There is a misconception that a great hitter is born, that he somehow emerges as a genetic marvel intact from the womb and is blessed with insurmountable talent and priceless, unmatchable gifts such that he does not have to practice. At best, this is a partial truth for a very precious few. A majority of the time, becoming a great hitter is a maturation process that takes year upon year of dedicated practice.
Lou Gehrig was a husky, strong young man who loved both baseball and football. He had some talent, due to his size and power, but in many respects he was awkward, clumsy, and ill-at-ease. Nothing about the game of baseball came easy to the young Gehrig. He practiced day after day and hour upon hour at the basics, including hitting. When he made contact, the ball went far. Too often, however, he swung and missed due to his stilted, disjointed, unnatural swing. Success or failure, Gehrig practiced and drilled and continued to improve.

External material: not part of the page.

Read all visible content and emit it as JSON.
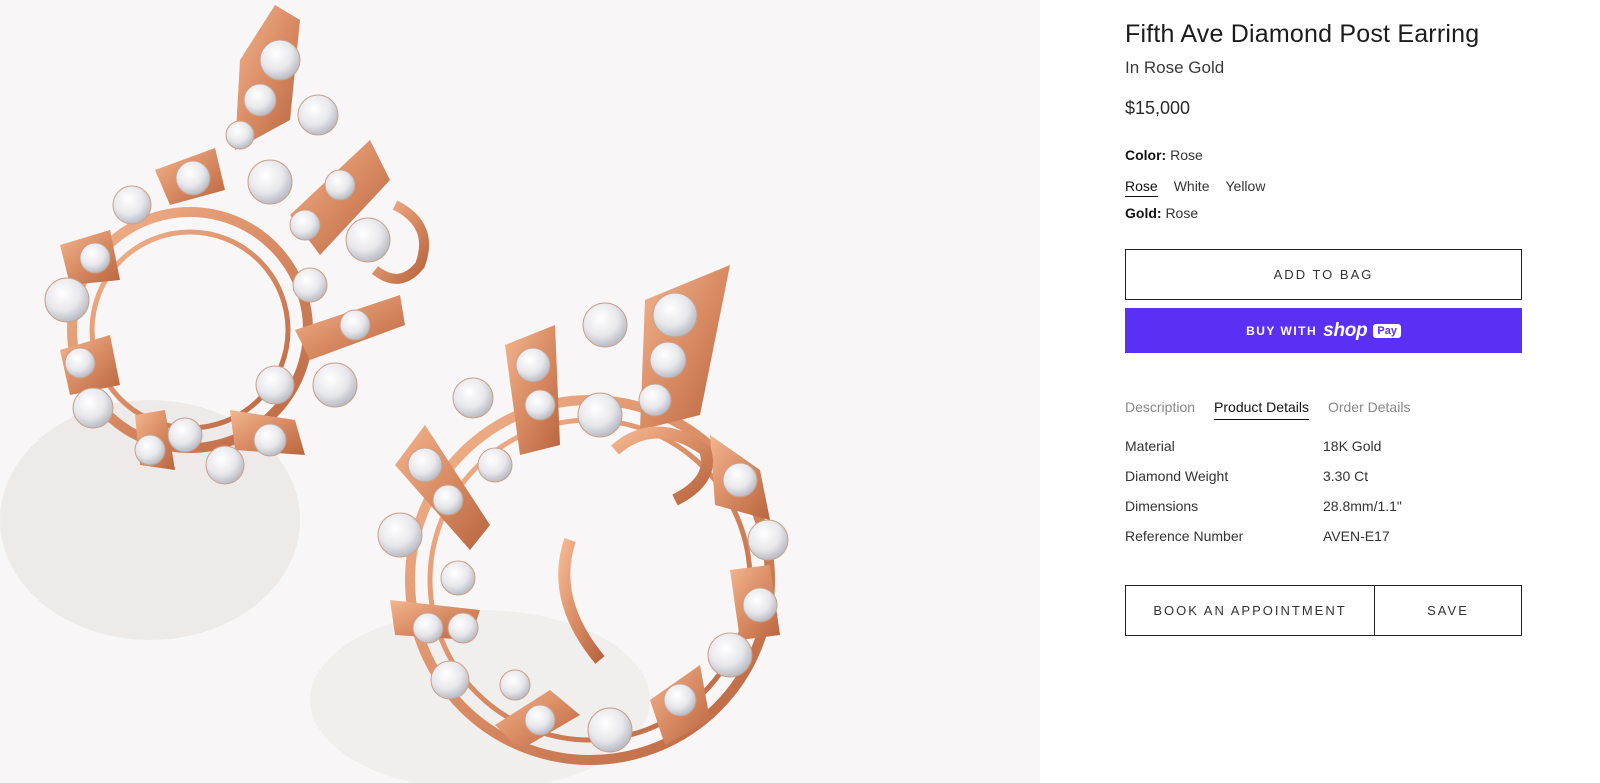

Even when he made the big-league roster he was far from the essence of grace. Throughout his career he struggled with, and had to work harder than most at, the simple things such as swinging, throwing, and catching. He never looked pretty or textbook, but his effort and persistence paid off. He became a legend and was one of the greatest hitters in history. He often spoke to young ballplayers and urged them to persevere and continue their quest to improve. If a Hall of Famer had to practice every day of his career, why should there be any exceptions?